A long footnote at this point addresses the question of what God was doing before creation, a question that is only an embarrassment for Christian theology, precisely because its concept of God is so focussed on the economy. Gnostics had no problem conceiving of an idle God, and rabbinic Judaism came up with some things to keep God busy — but the persistent answer to the question in Christian theology is the (only seemingly) sarcastic one: “Creating hell for the curious.” This is actually a brilliant setup for the end of the chapter, which for me is the most satisfying part of the book so far. Aquinas comes to the question of whether the demons carry out the punishments in hell, and he answers in the affirmative — meaning that eternal governance is found only in hell. For Agamben, this shows that within the frame of Christian theology, the model of contemporary politics — namely, an indefinite, eternal governance — is (rightly) thought to be hellish. (And I would say that this is the deeper reason why God can only be “creating hell for the curious” before the divine economy — because that too projects an essentially historical concept of God into eternity). Aquinas also claims that the saved will be able to watch the punishment of the damned, but it will inspire not pity, but only praise for God’s righteousness — meaning that eternity is a theater of torture. (To me, this conclusion was very helpful because the “affect” of the discussion of economy and governance has seemed so positive throughout — to the point where I was starting to wonder if Agamben had abandoned his “messianic nihilism.”)
The threshold discusses the fact that already in Paul, the names of the angelic hosts are political names and it is not always easy to distinguish between the two in his discourse.
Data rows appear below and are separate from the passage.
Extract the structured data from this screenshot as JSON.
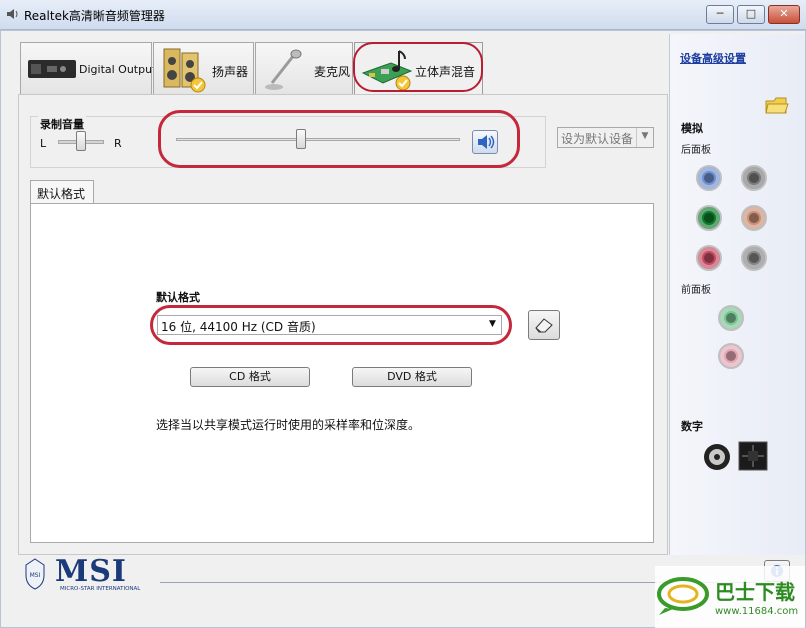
{
  "window": {
    "title": "Realtek高清晰音频管理器"
  },
  "tabs": [
    {
      "label": "Digital Output"
    },
    {
      "label": "扬声器"
    },
    {
      "label": "麦克风"
    },
    {
      "label": "立体声混音"
    }
  ],
  "recording": {
    "group_label": "录制音量",
    "left": "L",
    "right": "R",
    "volume_level": 0.44,
    "balance_level": 0.5,
    "default_device": "设为默认设备"
  },
  "format_tab": {
    "tab_label": "默认格式",
    "field_label": "默认格式",
    "selected": "16 位, 44100 Hz (CD 音质)",
    "cd_button": "CD 格式",
    "dvd_button": "DVD 格式",
    "description": "选择当以共享模式运行时使用的采样率和位深度。"
  },
  "sidebar": {
    "advanced_link": "设备高级设置",
    "analog_heading": "模拟",
    "rear_panel": "后面板",
    "front_panel": "前面板",
    "digital_heading": "数字",
    "rear_jacks": [
      "#6f8fcf",
      "#7b7b7b",
      "#0e7a2c",
      "#c98f76",
      "#c34a62",
      "#858585"
    ],
    "front_jacks": [
      "#7bc494",
      "#e2a6b4"
    ]
  },
  "footer": {
    "brand": "MSI",
    "brand_sub": "MICRO-STAR INTERNATIONAL"
  },
  "watermark": {
    "site": "巴士下载",
    "url": "www.11684.com"
  }
}
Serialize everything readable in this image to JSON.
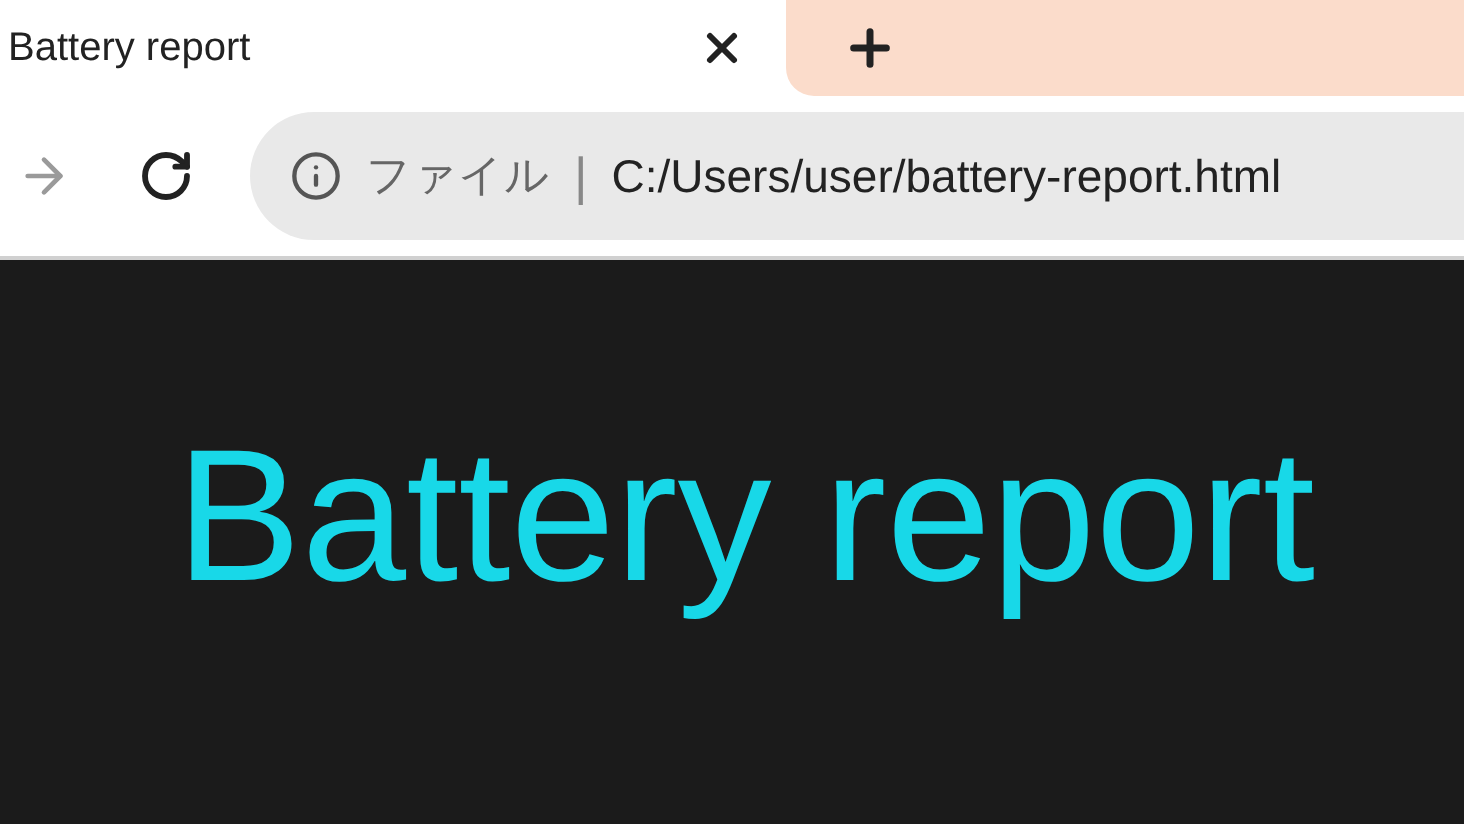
{
  "tab": {
    "title": "Battery report"
  },
  "address_bar": {
    "scheme_label": "ファイル",
    "separator": "|",
    "url": "C:/Users/user/battery-report.html"
  },
  "page": {
    "heading": "Battery report"
  }
}
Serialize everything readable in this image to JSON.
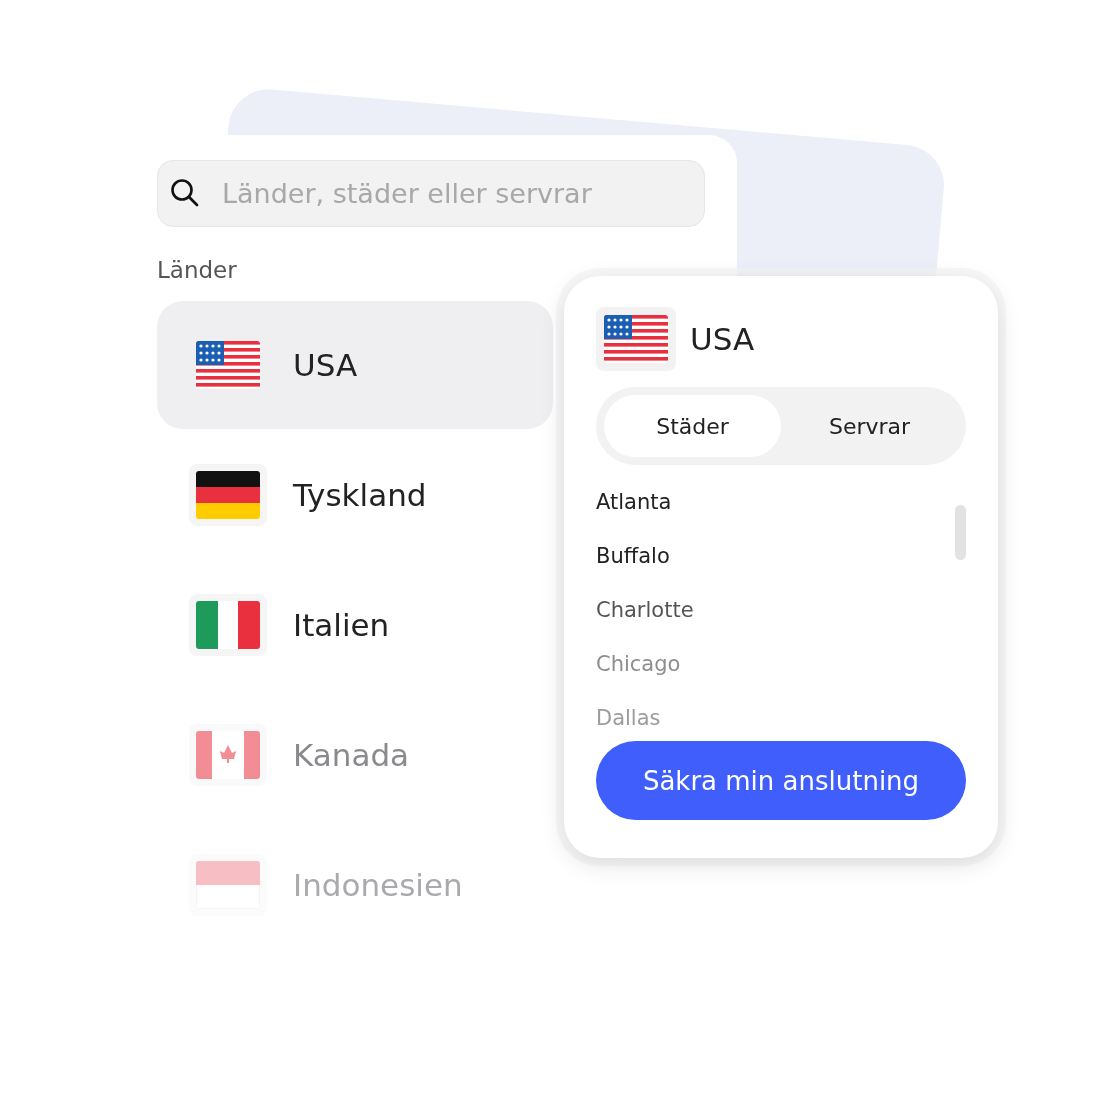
{
  "search": {
    "placeholder": "Länder, städer eller servrar"
  },
  "section_title": "Länder",
  "countries": [
    {
      "name": "USA",
      "kind": "us",
      "selected": true
    },
    {
      "name": "Tyskland",
      "kind": "de",
      "selected": false
    },
    {
      "name": "Italien",
      "kind": "it",
      "selected": false
    },
    {
      "name": "Kanada",
      "kind": "ca",
      "selected": false
    },
    {
      "name": "Indonesien",
      "kind": "id",
      "selected": false
    }
  ],
  "popup": {
    "country": "USA",
    "kind": "us",
    "tabs": [
      {
        "label": "Städer",
        "selected": true
      },
      {
        "label": "Servrar",
        "selected": false
      }
    ],
    "cities": [
      "Atlanta",
      "Buffalo",
      "Charlotte",
      "Chicago",
      "Dallas"
    ],
    "button": "Säkra min anslutning"
  }
}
This is because for Paul, the angels ultimately are the “rulers of this world” — and it’s in this context that we need to understand Romans 13. The authorities do come from God and they are his way of governing us, but they will ultimately be overcome — the members of Paul’s community are told that they will judge angels in the end. This is really the key to Paul’s ambivalence over the law, over political authority, etc. — they do represent God, but under the sign of his wrath. (I don’t know if this is really right.) The properly messianic end of the law and of all political authority is — as in Kafka’s notion of a law that is no longer in effect, but only studied — to be rendered inoperative.